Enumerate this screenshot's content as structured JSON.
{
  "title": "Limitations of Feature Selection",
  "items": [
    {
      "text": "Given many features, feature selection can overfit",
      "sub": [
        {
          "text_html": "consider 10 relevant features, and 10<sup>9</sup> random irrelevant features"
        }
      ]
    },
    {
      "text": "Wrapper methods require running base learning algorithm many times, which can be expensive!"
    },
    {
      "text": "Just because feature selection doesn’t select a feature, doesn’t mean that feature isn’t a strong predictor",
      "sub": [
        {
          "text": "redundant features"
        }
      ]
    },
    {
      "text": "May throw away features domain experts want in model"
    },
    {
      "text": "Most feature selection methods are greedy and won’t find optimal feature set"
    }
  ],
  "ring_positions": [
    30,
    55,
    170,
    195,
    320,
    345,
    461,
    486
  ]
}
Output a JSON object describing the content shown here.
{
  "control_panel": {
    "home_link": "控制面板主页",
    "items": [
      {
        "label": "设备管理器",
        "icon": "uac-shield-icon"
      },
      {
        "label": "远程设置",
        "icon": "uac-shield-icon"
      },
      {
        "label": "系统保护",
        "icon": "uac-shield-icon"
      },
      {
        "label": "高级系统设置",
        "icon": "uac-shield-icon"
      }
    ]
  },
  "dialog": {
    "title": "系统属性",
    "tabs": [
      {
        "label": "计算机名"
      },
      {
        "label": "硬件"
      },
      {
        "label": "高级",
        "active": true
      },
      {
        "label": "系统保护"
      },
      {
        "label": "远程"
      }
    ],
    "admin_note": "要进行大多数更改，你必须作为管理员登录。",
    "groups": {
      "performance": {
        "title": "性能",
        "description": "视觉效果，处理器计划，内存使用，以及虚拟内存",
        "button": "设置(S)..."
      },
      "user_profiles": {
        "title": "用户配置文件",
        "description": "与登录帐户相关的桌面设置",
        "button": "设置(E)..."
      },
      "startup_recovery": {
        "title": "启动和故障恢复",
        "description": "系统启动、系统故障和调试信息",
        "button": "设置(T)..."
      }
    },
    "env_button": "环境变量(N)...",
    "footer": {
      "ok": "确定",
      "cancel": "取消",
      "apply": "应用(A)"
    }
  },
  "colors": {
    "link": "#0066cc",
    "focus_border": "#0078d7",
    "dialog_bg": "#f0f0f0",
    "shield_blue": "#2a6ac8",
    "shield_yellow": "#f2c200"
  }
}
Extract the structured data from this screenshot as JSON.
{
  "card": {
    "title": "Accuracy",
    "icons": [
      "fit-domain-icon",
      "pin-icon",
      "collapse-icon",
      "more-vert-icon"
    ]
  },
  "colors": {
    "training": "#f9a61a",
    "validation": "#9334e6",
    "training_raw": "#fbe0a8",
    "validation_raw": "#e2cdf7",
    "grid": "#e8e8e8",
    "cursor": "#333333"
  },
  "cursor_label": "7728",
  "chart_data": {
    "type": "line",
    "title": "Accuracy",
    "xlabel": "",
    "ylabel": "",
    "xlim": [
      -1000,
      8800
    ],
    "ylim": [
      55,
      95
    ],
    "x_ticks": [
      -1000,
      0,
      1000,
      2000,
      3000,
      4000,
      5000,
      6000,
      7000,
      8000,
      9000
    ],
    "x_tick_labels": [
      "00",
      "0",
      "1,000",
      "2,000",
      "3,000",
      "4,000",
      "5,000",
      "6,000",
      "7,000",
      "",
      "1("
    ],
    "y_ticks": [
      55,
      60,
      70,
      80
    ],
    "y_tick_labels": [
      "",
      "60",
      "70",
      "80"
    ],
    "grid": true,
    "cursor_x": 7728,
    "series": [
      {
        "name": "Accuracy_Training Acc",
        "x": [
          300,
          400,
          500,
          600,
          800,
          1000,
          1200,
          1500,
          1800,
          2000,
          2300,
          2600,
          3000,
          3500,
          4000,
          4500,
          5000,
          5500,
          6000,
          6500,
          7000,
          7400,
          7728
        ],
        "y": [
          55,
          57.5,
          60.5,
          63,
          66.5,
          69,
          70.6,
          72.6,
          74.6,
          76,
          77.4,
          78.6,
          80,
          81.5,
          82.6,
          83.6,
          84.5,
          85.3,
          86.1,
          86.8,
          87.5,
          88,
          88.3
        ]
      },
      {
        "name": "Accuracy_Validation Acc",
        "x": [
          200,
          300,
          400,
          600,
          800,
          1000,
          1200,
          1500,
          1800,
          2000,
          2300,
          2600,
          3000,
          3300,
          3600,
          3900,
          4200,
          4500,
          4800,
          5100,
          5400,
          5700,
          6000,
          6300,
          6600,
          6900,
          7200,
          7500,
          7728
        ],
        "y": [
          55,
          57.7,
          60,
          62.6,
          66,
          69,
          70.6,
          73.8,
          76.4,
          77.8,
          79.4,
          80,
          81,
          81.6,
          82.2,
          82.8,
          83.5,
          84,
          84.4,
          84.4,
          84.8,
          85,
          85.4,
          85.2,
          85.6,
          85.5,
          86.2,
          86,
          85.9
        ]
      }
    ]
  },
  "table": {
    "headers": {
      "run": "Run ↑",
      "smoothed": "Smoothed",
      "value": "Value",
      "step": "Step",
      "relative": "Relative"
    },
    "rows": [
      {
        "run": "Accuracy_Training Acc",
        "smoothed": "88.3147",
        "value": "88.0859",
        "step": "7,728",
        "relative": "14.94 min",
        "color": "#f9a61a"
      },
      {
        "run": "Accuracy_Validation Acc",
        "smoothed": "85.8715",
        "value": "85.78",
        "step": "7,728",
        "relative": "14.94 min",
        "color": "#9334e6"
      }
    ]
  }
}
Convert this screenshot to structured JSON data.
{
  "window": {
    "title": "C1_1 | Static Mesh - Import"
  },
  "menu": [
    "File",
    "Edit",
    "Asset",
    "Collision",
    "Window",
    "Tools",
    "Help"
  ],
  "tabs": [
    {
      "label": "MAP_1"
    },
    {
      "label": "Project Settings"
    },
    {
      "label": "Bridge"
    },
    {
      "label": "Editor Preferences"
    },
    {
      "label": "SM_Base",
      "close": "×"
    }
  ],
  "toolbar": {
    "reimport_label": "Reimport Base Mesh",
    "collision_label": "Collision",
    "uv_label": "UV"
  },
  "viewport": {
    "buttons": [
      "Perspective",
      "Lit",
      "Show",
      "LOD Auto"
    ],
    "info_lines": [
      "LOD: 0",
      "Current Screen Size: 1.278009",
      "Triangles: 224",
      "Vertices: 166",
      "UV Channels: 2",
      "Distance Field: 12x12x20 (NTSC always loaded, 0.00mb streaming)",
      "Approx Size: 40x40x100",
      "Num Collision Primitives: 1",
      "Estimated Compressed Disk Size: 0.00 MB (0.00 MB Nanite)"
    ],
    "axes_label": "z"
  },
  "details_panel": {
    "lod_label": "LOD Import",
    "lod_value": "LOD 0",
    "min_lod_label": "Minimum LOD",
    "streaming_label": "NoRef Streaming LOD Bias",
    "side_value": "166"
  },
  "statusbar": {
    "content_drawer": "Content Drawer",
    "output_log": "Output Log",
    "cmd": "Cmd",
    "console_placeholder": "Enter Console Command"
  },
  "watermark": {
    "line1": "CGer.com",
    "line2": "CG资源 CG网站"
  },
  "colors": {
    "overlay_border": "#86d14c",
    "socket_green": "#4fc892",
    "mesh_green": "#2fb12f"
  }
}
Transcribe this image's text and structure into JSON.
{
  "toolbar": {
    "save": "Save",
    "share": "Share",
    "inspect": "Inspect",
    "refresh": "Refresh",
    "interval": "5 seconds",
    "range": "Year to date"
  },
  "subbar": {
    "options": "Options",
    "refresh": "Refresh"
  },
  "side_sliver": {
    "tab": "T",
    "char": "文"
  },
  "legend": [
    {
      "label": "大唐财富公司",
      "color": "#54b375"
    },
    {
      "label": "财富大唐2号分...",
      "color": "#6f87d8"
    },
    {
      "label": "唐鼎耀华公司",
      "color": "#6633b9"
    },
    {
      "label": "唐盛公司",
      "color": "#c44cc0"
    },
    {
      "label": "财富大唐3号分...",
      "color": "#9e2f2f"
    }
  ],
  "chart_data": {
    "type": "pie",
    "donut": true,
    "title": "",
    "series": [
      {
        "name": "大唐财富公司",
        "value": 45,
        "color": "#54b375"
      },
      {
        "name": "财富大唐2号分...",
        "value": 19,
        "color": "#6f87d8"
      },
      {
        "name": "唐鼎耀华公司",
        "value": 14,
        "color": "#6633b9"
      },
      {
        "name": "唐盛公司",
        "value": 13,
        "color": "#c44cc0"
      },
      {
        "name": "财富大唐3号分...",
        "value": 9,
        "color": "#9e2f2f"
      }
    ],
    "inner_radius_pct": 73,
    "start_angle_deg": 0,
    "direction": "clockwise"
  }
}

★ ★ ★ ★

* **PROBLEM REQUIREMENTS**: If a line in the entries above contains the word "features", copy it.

* **ANSWER SECTION**:
      "text": "Given many features, feature selection can overfit",
          "text_html": "consider 10 relevant features, and 10<sup>9</sup> random irrelevant features"
          "text": "redundant features"
      "text": "May throw away features domain experts want in model"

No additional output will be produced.